» **WHAT YOU WILL DO**: Work out how many lines in the entries below include the word "html", and give only that figure.
*** SOURCE DATA Section Begins ***
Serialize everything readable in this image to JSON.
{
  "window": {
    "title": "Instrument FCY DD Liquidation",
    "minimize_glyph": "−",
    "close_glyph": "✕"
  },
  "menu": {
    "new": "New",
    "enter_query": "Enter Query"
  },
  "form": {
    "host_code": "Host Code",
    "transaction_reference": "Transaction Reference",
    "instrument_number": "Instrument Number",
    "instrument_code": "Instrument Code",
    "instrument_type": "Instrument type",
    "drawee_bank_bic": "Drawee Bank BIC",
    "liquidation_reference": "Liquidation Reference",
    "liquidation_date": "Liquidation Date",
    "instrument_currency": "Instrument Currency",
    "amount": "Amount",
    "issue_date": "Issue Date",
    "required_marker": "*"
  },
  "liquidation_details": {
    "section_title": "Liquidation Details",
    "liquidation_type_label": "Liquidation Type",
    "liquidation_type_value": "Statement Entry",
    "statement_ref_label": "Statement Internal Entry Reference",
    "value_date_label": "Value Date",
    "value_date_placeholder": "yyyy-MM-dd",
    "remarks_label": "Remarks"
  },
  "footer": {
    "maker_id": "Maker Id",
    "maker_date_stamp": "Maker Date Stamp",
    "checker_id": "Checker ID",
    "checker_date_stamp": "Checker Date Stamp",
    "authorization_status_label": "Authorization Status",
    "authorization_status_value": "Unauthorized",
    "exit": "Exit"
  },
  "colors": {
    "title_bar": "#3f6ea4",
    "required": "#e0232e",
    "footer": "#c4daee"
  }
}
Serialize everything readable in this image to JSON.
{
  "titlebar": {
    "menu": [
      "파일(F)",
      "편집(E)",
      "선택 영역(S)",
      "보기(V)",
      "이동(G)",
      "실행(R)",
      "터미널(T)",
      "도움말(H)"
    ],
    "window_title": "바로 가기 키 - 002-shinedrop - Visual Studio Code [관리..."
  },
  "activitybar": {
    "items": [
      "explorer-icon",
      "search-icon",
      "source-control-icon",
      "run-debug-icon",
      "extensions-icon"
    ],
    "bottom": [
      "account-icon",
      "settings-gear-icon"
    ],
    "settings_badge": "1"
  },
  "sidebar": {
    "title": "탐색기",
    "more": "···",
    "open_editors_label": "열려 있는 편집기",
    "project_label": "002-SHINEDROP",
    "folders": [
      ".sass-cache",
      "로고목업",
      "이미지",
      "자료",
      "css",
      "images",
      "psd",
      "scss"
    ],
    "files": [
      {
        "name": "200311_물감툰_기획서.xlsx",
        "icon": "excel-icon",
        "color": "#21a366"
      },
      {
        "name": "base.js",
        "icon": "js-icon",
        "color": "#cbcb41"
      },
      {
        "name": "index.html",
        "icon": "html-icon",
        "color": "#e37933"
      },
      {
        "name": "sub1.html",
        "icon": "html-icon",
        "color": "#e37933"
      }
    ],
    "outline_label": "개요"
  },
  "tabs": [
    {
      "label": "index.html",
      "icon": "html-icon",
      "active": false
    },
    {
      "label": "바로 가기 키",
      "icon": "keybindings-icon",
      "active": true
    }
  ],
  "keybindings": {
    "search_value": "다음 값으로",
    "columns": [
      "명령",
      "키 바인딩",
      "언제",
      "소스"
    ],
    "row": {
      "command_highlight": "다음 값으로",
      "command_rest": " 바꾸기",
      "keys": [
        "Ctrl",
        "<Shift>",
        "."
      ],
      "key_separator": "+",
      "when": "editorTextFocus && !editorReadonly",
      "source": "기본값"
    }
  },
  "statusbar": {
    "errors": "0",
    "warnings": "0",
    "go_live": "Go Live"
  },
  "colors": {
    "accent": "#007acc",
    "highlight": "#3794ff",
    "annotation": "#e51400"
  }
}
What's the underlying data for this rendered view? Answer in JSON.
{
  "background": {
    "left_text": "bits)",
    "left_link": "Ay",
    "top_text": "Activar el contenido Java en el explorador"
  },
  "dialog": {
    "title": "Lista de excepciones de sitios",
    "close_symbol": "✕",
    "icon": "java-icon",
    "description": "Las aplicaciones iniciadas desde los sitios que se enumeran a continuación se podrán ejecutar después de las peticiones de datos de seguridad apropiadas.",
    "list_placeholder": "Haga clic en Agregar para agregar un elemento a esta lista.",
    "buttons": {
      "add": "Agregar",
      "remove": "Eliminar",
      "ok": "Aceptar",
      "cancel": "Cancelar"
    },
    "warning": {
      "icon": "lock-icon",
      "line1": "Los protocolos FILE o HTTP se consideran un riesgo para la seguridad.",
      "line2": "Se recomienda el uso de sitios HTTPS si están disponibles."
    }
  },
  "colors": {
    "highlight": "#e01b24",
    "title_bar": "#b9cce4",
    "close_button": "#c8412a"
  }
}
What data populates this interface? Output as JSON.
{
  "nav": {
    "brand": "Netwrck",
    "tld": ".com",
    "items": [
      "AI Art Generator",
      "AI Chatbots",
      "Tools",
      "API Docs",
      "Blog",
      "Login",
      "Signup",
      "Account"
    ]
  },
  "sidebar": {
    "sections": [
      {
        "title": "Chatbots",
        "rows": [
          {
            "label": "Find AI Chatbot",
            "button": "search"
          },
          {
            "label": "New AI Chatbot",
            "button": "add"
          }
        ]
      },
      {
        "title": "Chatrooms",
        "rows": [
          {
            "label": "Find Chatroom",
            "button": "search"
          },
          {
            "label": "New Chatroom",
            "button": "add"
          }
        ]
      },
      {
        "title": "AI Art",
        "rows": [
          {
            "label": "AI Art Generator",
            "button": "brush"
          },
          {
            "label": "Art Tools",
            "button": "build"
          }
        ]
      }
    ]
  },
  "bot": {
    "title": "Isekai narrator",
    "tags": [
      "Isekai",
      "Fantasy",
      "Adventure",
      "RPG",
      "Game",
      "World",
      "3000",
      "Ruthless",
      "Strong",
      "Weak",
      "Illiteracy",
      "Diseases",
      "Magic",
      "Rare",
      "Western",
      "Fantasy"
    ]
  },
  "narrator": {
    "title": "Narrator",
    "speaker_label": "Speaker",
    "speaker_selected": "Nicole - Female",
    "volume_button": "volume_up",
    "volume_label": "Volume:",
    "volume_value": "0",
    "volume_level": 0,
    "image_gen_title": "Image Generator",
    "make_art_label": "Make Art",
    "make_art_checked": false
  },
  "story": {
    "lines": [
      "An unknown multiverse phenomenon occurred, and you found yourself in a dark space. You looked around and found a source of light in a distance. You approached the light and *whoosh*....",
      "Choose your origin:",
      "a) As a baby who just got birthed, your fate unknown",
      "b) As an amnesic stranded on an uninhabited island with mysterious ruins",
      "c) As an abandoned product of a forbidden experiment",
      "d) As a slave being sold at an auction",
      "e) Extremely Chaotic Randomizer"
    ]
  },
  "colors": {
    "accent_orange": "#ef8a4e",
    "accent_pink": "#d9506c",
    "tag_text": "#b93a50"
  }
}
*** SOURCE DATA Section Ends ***
» **EXPECTED ANSWER**: 6